- **TASK PROMPT**:
Whenever a line in the records below holds the string "this", include it in the count, and state the number alone.

————

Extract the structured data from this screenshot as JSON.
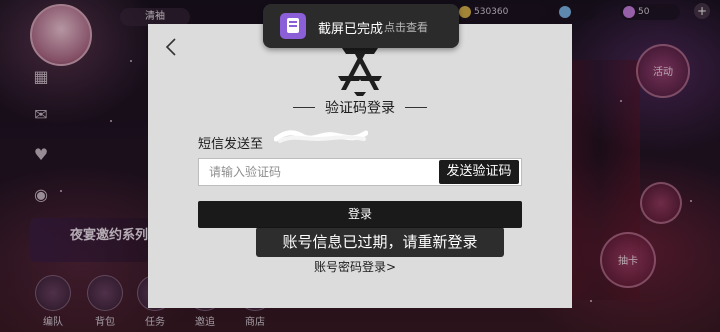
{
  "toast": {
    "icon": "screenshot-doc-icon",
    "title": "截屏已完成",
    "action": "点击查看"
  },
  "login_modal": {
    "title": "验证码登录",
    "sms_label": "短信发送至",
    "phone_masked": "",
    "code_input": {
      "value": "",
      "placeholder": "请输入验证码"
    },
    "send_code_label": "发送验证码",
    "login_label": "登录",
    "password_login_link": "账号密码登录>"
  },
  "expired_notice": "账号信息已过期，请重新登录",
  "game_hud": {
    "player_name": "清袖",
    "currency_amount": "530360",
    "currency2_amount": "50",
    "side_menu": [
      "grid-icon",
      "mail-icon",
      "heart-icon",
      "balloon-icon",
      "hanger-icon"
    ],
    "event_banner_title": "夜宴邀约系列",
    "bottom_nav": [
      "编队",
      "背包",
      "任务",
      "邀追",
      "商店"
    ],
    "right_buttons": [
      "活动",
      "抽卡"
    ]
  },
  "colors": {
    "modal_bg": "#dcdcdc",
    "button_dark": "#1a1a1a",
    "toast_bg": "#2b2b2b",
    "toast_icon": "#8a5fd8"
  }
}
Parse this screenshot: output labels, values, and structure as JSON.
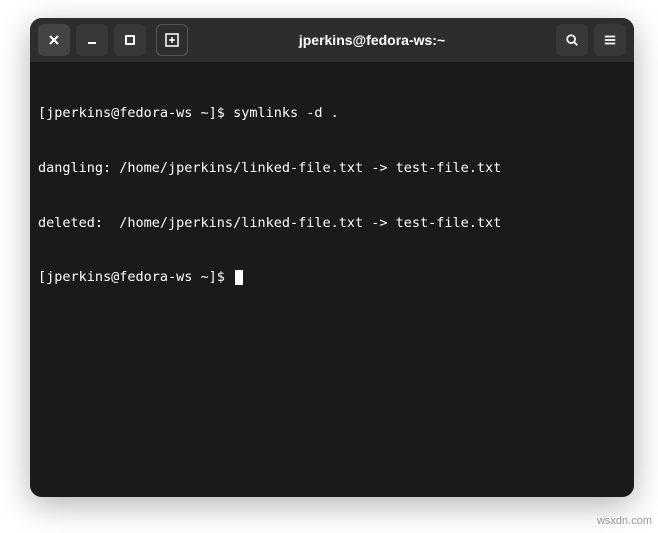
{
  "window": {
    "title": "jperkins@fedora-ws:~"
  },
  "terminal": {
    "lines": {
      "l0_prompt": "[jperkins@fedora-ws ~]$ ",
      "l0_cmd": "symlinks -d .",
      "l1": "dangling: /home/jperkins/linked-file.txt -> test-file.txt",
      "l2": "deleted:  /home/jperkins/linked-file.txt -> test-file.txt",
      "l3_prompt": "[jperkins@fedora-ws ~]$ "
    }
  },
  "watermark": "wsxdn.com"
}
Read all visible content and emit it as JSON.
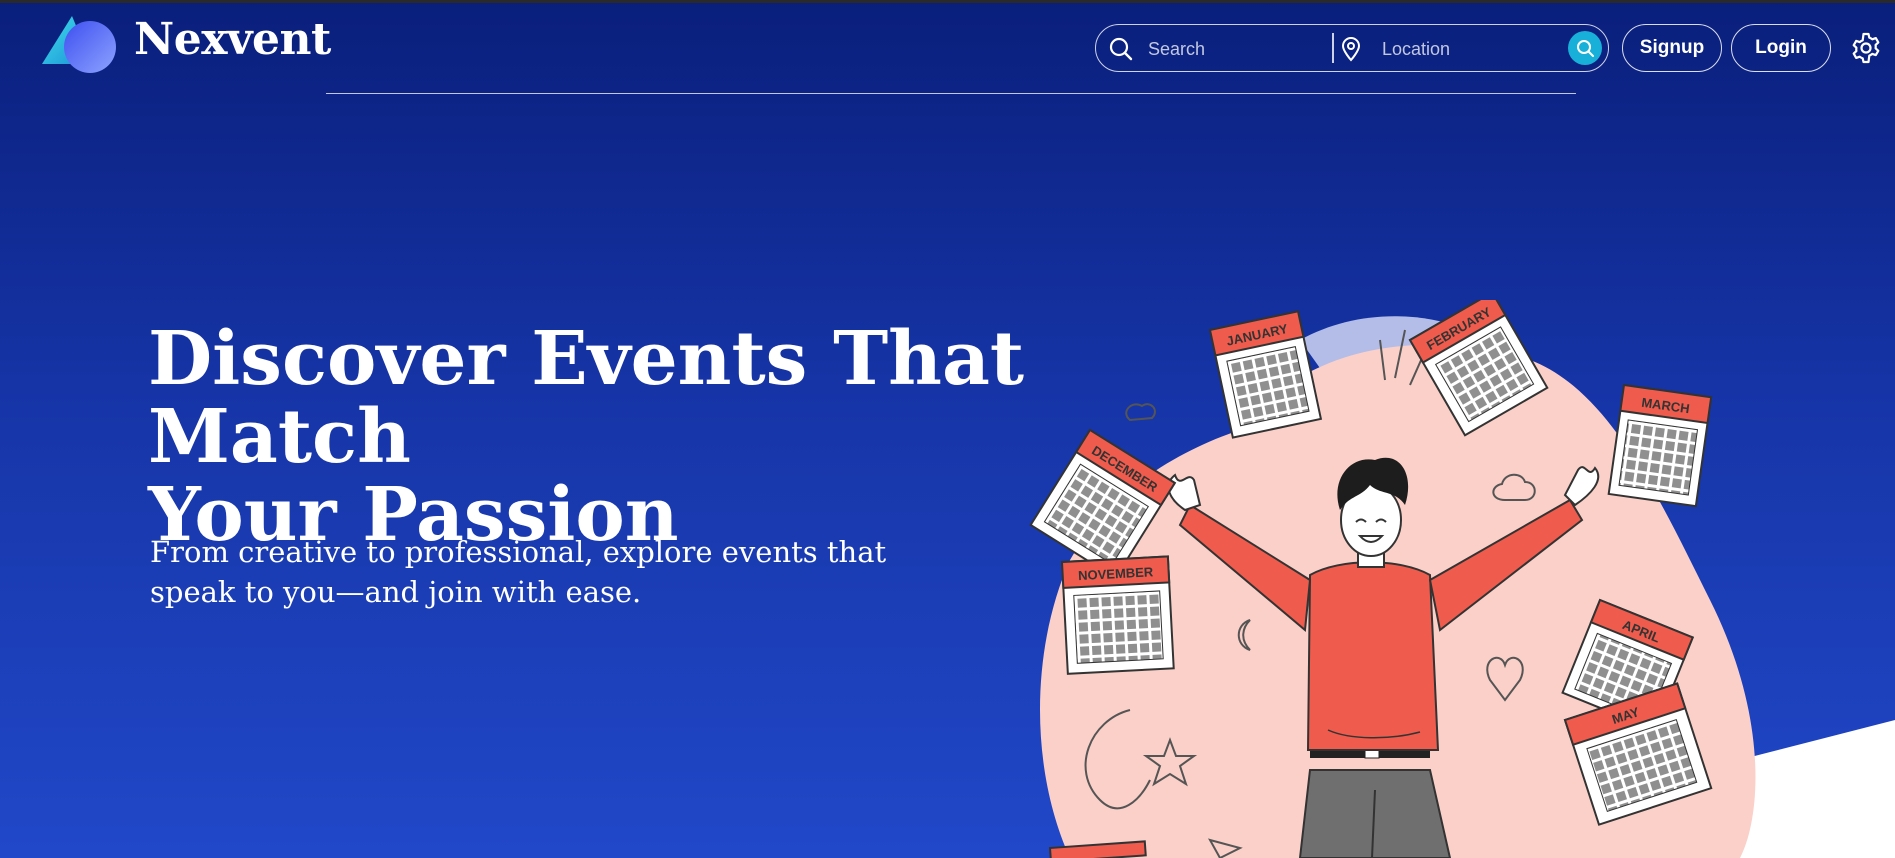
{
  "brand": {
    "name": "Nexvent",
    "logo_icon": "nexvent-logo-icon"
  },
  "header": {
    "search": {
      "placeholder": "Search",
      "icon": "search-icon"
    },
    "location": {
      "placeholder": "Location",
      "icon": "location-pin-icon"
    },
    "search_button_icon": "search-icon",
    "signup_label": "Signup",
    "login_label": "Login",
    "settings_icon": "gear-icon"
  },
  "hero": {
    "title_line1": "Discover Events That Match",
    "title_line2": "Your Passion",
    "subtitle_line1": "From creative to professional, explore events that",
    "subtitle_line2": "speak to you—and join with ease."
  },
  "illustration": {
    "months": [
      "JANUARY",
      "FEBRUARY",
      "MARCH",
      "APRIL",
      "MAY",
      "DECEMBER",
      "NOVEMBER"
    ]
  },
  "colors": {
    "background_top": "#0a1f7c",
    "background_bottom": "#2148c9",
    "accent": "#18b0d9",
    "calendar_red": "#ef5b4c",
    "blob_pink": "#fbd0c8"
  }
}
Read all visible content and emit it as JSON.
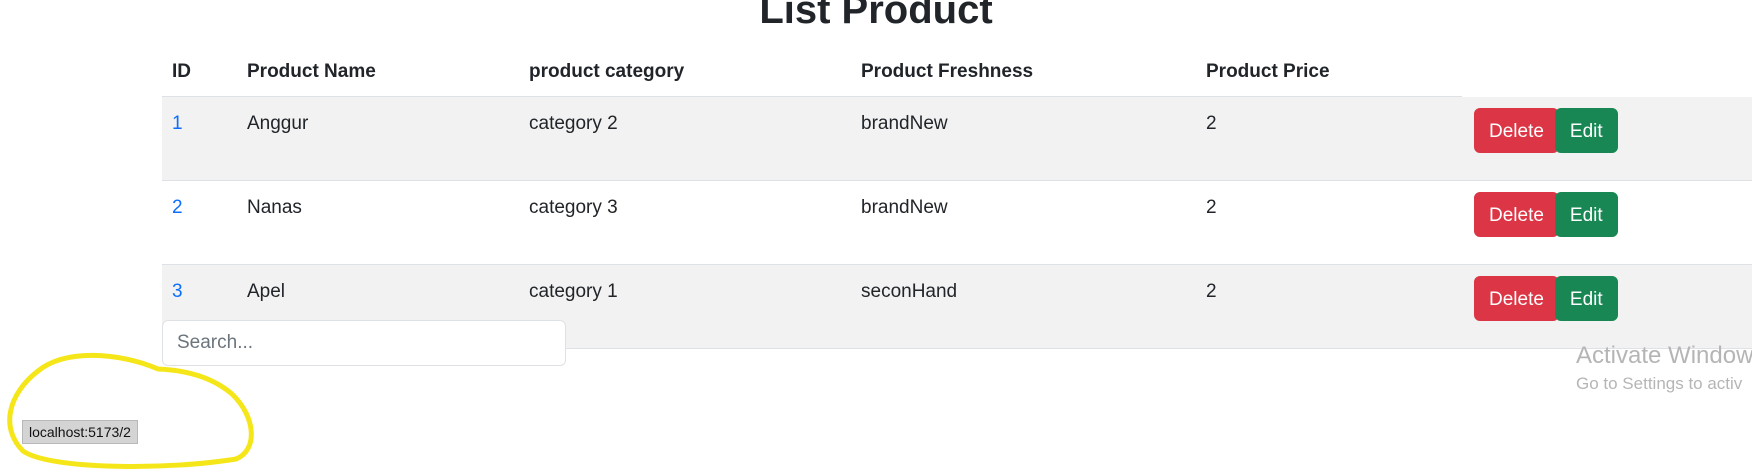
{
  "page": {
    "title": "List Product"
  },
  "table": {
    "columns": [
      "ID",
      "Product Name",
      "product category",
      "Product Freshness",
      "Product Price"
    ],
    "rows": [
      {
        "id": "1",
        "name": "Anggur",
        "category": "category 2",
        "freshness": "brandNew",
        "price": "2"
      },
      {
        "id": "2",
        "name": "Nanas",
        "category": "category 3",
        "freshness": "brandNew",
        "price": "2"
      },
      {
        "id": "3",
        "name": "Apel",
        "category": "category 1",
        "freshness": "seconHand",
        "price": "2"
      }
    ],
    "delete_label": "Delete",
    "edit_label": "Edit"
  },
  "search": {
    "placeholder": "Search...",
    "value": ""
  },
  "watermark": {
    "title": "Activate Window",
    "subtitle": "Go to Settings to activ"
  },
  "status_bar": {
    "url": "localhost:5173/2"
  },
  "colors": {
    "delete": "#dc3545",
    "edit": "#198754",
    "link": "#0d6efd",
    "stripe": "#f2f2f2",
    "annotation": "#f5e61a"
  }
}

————

- **ANSWER AREA**:
2